Toronto coughed up an 11-point second-quarter lead in what turned out to be an ugly opening half for both teams. DeMar DeRozan and Amir Johnson combined to shoot 0-of-16 while the team was outscored by 16 points in the paint, outworked by another physical frontline. Lucky to be down only four at the break, the Raptors adjusted going into the second half, where they outscored the visitor's 62-37.
"We pretty much said, this is a must-win game," Johnson maintained. "We have to go out and take it and we did that."
Although they shot just 41 per cent from the field, the Raptors knocked down 11 three-pointers, including five from Terrence Ross, who had 17 points on the night. Toronto improved to 8-2 on the season when connecting on 10 or more three-balls. Kyle Lowry led the team in scoring with 21 to go along with nine assists, Johnson and Jonas Valanciunas both added double-doubles and DeRozan finished with 19 points, 13 of which came from the free throw line.
"We knew it was going to be a grind it out game and that's something we're learning to do," Casey added.
"There's no pretty games in the NBA, it's a man's league," he continued. "To win in this league, to win in the Eastern Conference especially - I found out in my three years in it - it's a man's [conference]. It's a hit, knockdown, drag out [conference] and the strong survive. We're learning how to do that."
The Raptors were a different team coming out of the locker room after intermission. They bested the Pistons in the paint - Detroit leads the league in that category - out-rebounded them and imposed their will on a struggling team that has now lost six in a row. After eight lead changes in the first half, there was just one in the second and it was all the Raptors needed to seize control.
"They're must-win games," Johnson said. "They're all home and we need to win those games just to stay at the top of our division. They're must-win games and we've got to come out and play hard."
With Brooklyn on deck, followed by games against the woeful Bucks and Celtics, the Raptors have to continue to do just that. They've got to seize this opportunity. Although Toronto is just 1-5 facing the Pacers and Heat this season, they're 11-5 against the rest of the conference.
Sitting just one game out of third place in the East - after the Horford-less Hawks upset Indiana on Wednesday - the Raptors are now in a position to validate their recent success. They can separate themselves from the heap of mediocrity they'll be facing throughout the duration of the month of they will end up blending in with them.

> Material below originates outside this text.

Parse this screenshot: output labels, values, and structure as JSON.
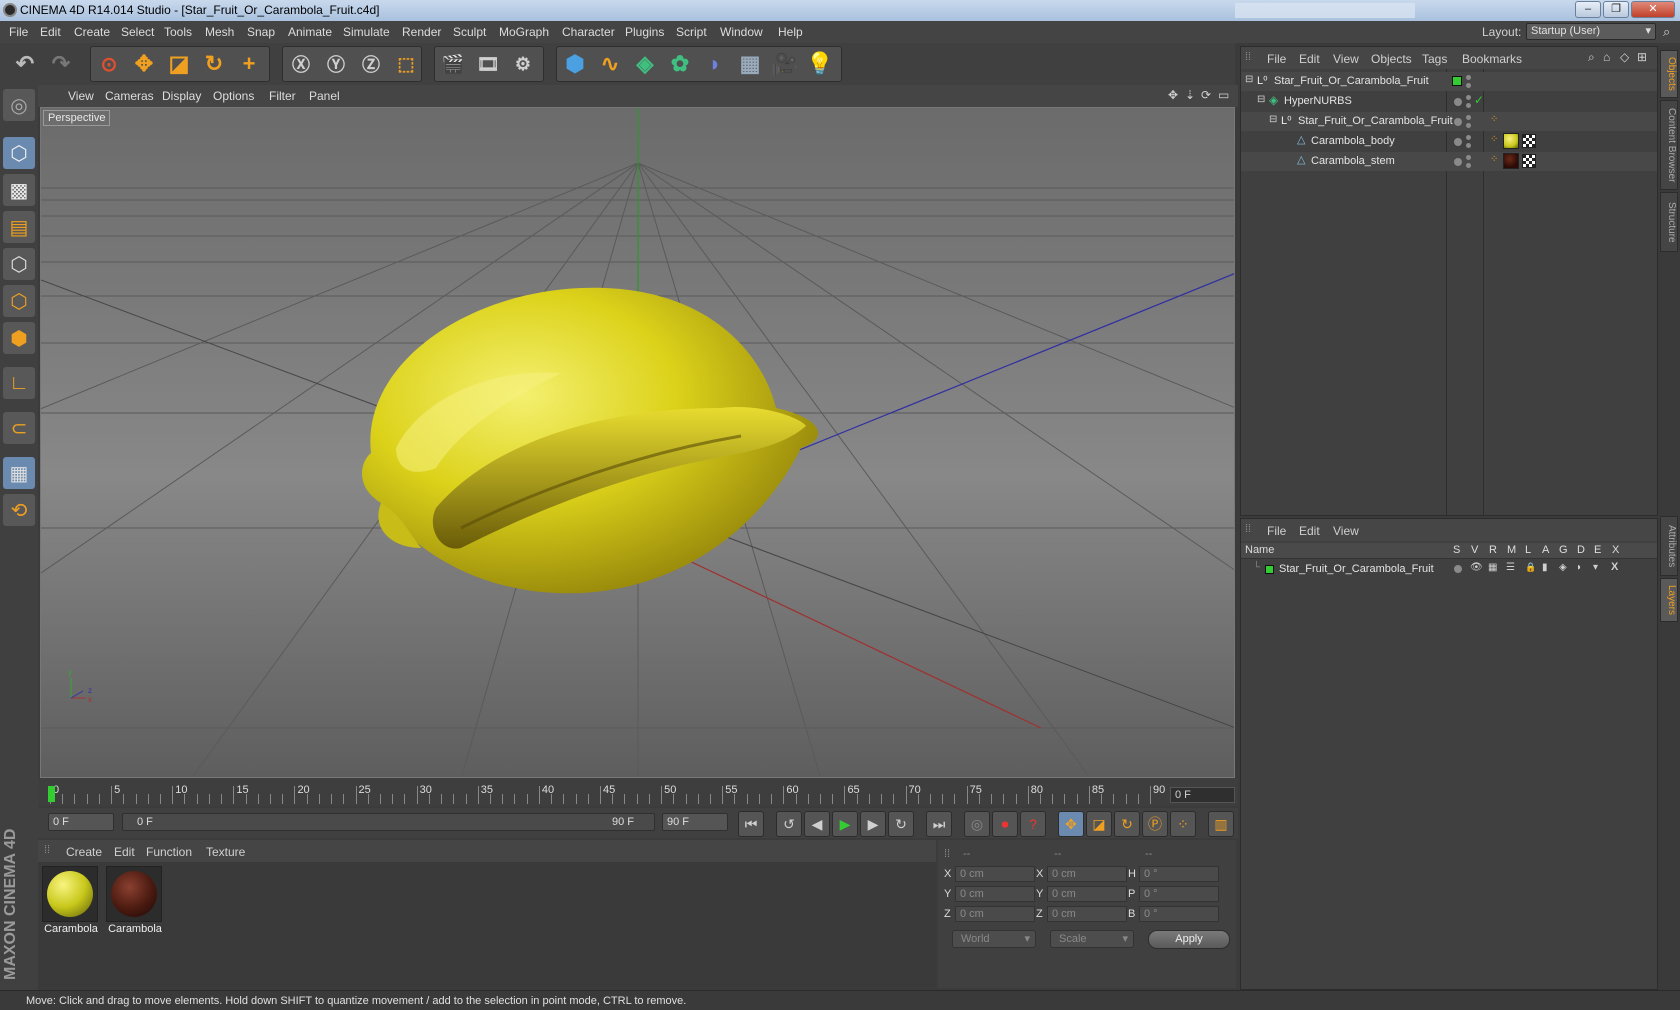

"There's no reason for any of us to be content or satisfied or be able to be happy about [where we are]," Casey preached. "We've got to play like a hungry team. We've got to continue to grow, we've got to continue to have the underdog attitude because that's where we are. "
"We're nowhere near an established program. I'm not kidding myself, I know what an established program is all about and we're not there yet. We have a lot of growth to do with our core group of guys."